The old wood treads have a beautiful patina, but they can just be so squeaky. It's also likely that the staircase has a graceful banister that's just begging for someone to slide right down.
The Victorians might have been a little repressed, but we can't say that they were subtle. Today, this type of craftsmanship will run you a pretty penny — and likely hours of research to find a builder who might even attempt it.
Victorian homes can be a little, well, cramped and rigid. Even if there are plenty of windows, the light just doesn't seem to make an impact in many of the rooms. The upside? You can get creative with sconces, chandeliers, and lamps.
Whether it's the grand dining room table, the stately moldings, or an imposing portrait of a disapproving ancestor, Victorian decor holds you to a higher standard. These are the type of spaces where one feels positively naked without a jacket. (A tailored one.)
Victorians sure loved their front parlors and living rooms, though most homeowners will designate another room in the home for watching television and relaxing. Yet, these spaces endure — and they're practically required by the deed to be filled with antiques.
Combination pieces were big in the Victorian era. Today, we might not have a need for an ornate canopied bench/mirror in the entryway, but such things are certainly still striking.
Usually hidden in a panel, floorboard, or among other details. If you haven't found one, you just haven't looked hard enough.
What looks quirky by day can often look a little sinister at night.
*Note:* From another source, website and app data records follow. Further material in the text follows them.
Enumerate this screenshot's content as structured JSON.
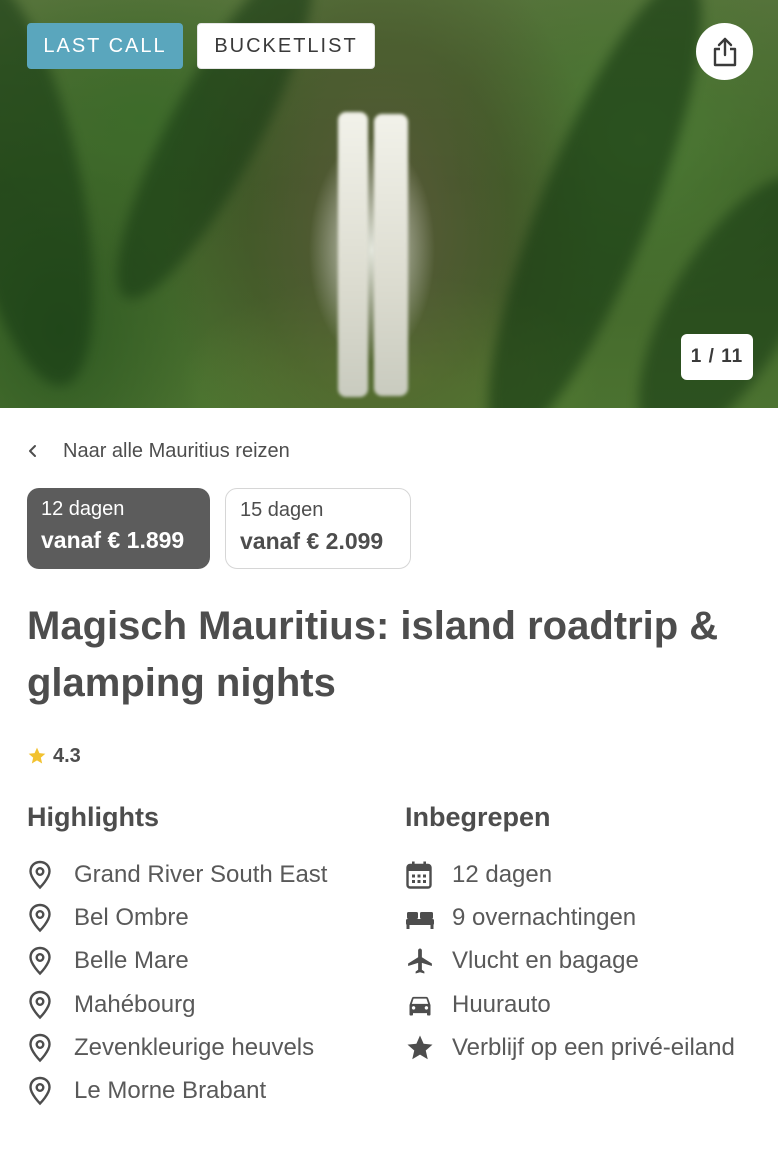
{
  "hero": {
    "tags": [
      "LAST CALL",
      "BUCKETLIST"
    ],
    "counter": "1 / 11",
    "share_icon": "share-icon"
  },
  "back_link": {
    "label": "Naar alle Mauritius reizen",
    "icon": "chevron-left-icon"
  },
  "durations": [
    {
      "days": "12 dagen",
      "price": "vanaf € 1.899",
      "selected": true
    },
    {
      "days": "15 dagen",
      "price": "vanaf € 2.099",
      "selected": false
    }
  ],
  "title": "Magisch Mauritius: island roadtrip & glamping nights",
  "rating": {
    "value": "4.3",
    "icon": "star-icon",
    "color": "#f2c230"
  },
  "highlights": {
    "heading": "Highlights",
    "icon": "location-pin-icon",
    "items": [
      "Grand River South East",
      "Bel Ombre",
      "Belle Mare",
      "Mahébourg",
      "Zevenkleurige heuvels",
      "Le Morne Brabant"
    ]
  },
  "included": {
    "heading": "Inbegrepen",
    "items": [
      {
        "label": "12 dagen",
        "icon": "calendar-icon"
      },
      {
        "label": "9 overnachtingen",
        "icon": "bed-icon"
      },
      {
        "label": "Vlucht en bagage",
        "icon": "airplane-icon"
      },
      {
        "label": "Huurauto",
        "icon": "car-icon"
      },
      {
        "label": "Verblijf op een privé-eiland",
        "icon": "star-icon"
      }
    ]
  },
  "colors": {
    "last_call": "#5aa6bd",
    "selected_option": "#5c5c5c",
    "text": "#4d4d4d"
  }
}
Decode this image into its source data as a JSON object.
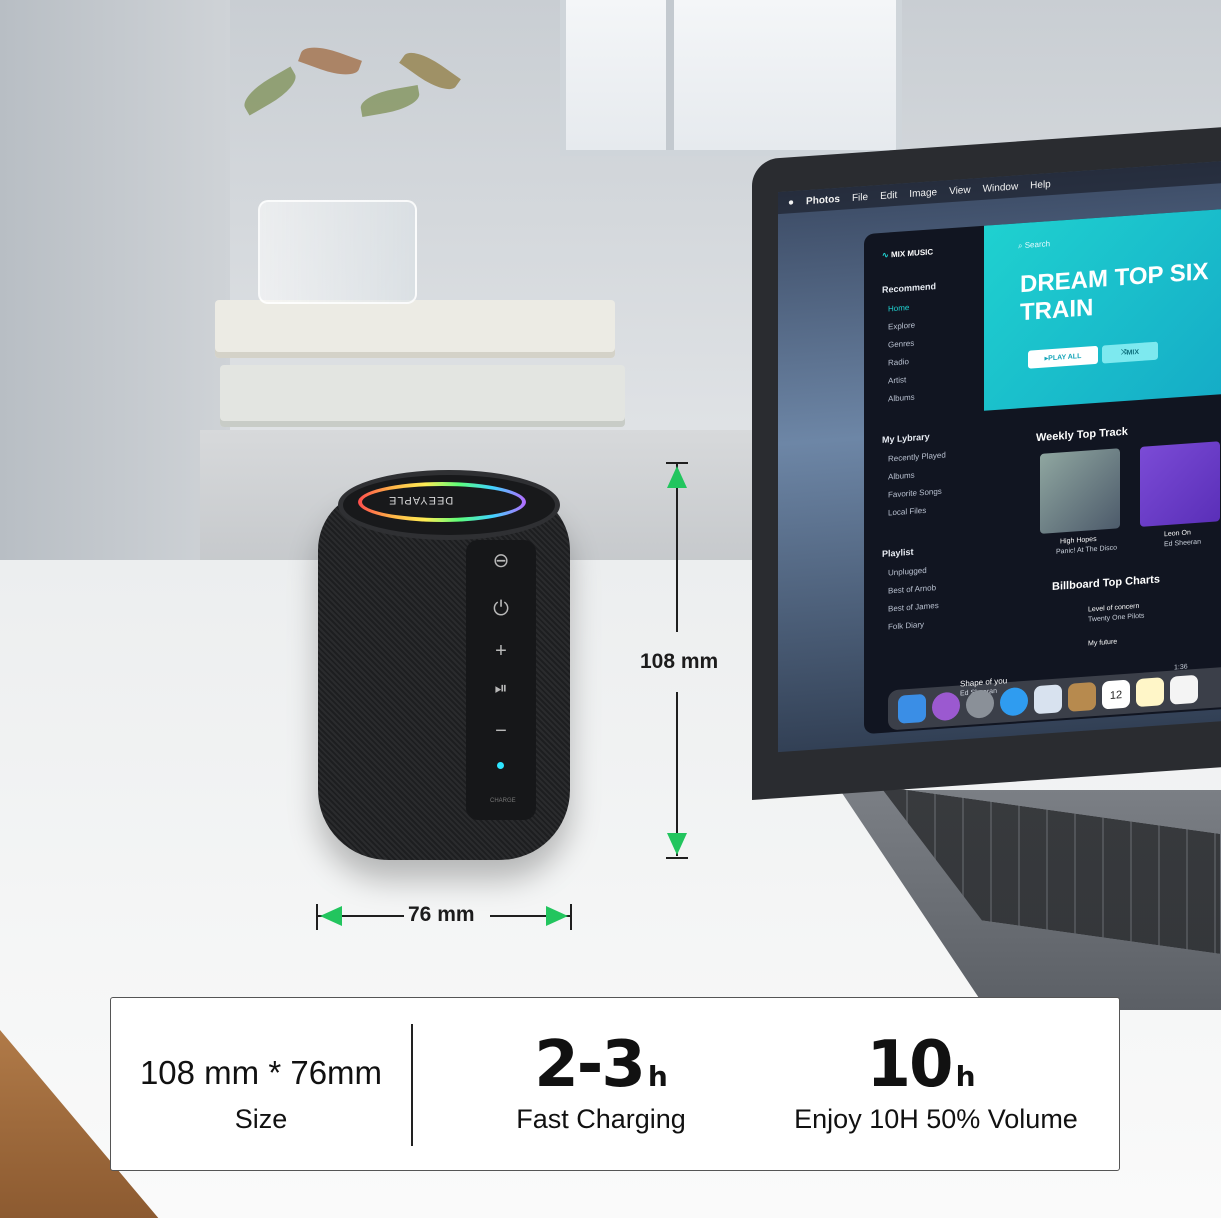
{
  "speaker": {
    "brand": "DEEYAPLE",
    "charge_label": "CHARGE"
  },
  "dimensions": {
    "height": "108 mm",
    "width": "76 mm"
  },
  "laptop": {
    "menubar": [
      "Photos",
      "File",
      "Edit",
      "Image",
      "View",
      "Window",
      "Help"
    ],
    "app_name": "MIX MUSIC",
    "search": "Search",
    "hero_title": "DREAM TOP SIX TRAIN",
    "play_all": "PLAY ALL",
    "mix": "MIX",
    "recommend_head": "Recommend",
    "recommend": [
      "Home",
      "Explore",
      "Genres",
      "Radio",
      "Artist",
      "Albums"
    ],
    "library_head": "My Lybrary",
    "library": [
      "Recently Played",
      "Albums",
      "Favorite Songs",
      "Local Files"
    ],
    "playlist_head": "Playlist",
    "playlist": [
      "Unplugged",
      "Best of Arnob",
      "Best of James",
      "Folk Diary"
    ],
    "weekly_title": "Weekly Top Track",
    "track1": {
      "title": "High Hopes",
      "artist": "Panic! At The Disco"
    },
    "track2": {
      "title": "Leon On",
      "artist": "Ed Sheeran"
    },
    "billboard_title": "Billboard Top Charts",
    "chart1": {
      "title": "Level of concern",
      "artist": "Twenty One Pilots"
    },
    "chart2": {
      "title": "My future"
    },
    "now_playing": {
      "title": "Shape of you",
      "artist": "Ed Sheeran",
      "time": "1:36"
    },
    "calendar_day": "12"
  },
  "specs": {
    "size_value": "108 mm * 76mm",
    "size_label": "Size",
    "charge_value": "2-3",
    "charge_unit": "h",
    "charge_label": "Fast Charging",
    "play_value": "10",
    "play_unit": "h",
    "play_label": "Enjoy 10H 50% Volume"
  },
  "colors": {
    "arrow": "#22c55e",
    "hero": "#1fd1d0"
  }
}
Chances are, there's at least one child in the neighborhood who is frightened by your home.
A porcelain doll certainly doesn't help dispel any misconceptions that Victorian homes are a little more frightening than other houses on the block. But what can we say? There's something about the charmingly spooky archiecture that attracts owners with charmingly spooky collections, too.